In a ballot initiative from May 2021, voters enacted a policy limiting the use of solitary confinement in the county jail, and part of that initiative also mandated that the county complete a report of solitary confinement use at the jail. The ballot initiative was supported by a margin of 70% in support and 30% against.
The report includes the length of isolation for an incarcerated individual, which is labeled as an "episode." Each record of an episode begins at the time the isolated individual is moved into confinement and ends when they are moved to a non-isolated area or are released.
The June report of solitary confinement includes some episodes that lasted for several months, with the longest being 684 days for one individual in solitary confinement. Individuals facing over a year of solitary confinement face mental health challenges and choose to stay in their segregated units, according to county officials.
The report also includes the age, gender, race, and ethnicity of each individual.

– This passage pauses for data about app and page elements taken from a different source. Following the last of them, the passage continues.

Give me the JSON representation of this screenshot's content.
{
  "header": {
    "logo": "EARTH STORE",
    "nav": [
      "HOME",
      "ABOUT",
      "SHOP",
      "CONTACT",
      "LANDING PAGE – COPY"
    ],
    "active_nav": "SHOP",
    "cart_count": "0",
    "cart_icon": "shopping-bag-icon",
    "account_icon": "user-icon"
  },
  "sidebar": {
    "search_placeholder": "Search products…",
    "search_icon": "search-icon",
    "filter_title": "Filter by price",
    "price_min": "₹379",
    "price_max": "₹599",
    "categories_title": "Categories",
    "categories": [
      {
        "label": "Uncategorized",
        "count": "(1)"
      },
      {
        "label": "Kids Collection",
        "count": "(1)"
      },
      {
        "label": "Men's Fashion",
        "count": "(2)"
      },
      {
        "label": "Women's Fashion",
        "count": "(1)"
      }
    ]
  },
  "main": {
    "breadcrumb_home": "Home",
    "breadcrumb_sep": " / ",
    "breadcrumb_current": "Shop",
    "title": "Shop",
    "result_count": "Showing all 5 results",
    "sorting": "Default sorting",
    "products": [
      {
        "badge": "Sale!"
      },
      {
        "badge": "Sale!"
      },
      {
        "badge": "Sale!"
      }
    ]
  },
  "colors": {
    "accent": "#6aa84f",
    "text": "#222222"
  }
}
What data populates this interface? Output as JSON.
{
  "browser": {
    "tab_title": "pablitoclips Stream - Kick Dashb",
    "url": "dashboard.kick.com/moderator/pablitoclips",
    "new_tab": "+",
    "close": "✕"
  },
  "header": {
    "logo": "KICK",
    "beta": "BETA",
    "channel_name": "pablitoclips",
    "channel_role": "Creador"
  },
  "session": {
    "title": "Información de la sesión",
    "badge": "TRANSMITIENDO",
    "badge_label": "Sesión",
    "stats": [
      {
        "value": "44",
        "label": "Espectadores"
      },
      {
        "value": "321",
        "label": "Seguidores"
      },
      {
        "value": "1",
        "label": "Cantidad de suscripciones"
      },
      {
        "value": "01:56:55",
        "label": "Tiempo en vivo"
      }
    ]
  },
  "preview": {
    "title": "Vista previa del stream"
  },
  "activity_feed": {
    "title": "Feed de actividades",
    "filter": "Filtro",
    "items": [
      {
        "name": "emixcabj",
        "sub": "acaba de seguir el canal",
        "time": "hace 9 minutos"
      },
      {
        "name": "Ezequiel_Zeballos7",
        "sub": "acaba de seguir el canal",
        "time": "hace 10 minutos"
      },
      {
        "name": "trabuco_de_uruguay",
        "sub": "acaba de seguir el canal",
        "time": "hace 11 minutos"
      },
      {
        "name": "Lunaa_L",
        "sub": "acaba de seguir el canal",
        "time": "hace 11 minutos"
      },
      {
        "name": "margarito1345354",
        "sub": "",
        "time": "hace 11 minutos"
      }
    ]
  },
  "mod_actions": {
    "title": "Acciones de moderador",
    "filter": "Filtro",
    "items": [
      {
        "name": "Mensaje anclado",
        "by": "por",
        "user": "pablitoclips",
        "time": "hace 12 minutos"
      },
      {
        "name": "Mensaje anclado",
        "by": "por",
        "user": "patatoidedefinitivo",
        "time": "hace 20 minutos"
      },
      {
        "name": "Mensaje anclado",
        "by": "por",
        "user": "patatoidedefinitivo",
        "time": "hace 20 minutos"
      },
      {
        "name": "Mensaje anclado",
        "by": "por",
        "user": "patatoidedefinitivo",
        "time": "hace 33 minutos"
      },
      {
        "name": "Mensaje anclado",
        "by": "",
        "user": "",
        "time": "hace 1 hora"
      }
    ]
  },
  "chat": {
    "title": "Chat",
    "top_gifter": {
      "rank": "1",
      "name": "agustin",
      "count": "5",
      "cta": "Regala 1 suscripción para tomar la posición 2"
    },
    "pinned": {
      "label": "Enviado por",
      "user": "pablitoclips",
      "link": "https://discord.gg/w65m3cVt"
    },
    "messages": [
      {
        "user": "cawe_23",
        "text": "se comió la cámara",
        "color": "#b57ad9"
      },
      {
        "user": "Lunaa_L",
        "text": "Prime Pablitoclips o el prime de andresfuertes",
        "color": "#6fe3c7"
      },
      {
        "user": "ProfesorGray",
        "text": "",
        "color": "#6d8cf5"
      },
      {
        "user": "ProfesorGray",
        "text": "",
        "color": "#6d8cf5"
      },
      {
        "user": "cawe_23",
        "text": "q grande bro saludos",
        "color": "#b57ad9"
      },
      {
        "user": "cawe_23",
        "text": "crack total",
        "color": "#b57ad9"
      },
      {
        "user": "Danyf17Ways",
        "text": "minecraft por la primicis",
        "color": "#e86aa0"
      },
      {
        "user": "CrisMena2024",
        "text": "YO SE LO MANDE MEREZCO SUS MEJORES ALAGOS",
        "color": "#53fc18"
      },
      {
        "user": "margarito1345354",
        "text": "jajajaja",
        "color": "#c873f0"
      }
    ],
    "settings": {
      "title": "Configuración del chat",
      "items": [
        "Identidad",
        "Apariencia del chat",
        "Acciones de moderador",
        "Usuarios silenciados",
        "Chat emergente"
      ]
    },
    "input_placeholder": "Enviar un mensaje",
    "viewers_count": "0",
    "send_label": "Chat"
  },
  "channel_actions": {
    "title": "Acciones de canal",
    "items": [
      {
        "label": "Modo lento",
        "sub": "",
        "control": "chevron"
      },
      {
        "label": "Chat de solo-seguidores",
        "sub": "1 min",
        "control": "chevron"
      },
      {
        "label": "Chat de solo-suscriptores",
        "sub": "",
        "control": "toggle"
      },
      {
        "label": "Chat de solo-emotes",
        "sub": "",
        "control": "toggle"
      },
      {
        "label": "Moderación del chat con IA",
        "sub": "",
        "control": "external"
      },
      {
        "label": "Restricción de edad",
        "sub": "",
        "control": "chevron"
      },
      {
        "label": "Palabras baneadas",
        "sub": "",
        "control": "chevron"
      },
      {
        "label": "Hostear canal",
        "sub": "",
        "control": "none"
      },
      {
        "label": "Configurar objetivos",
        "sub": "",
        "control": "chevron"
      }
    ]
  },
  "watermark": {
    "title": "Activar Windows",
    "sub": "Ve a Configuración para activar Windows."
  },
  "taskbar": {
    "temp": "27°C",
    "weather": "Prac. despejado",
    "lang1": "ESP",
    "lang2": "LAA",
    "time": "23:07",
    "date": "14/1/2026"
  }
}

Two thirds of the isolated population was Black, with virtually all of the remaining isolated population being white. According to WESA, the median age of the 275 individuals was 30 years old.
The Alliance for Police Accountability said in a petition advocating for the ballot initiative that solitary confinement "has devastating and lasting psychological consequences on all persons, but especially for vulnerable populations, including youth and persons with diagnosed or undiagnosed cognitive or emotional disabilities.”
Elena Blano-Suarez Ph.D. wrote in an article in Psychology Today in 2019 about the psychological effects of solitary confinement and loneliness which is that state of being forced to be alone. She found in a report of chronic social isolation that the area of the brain that retains memory and learning decreases, while the area that mediates fear and anxiety increases.
The county's full report can be read below.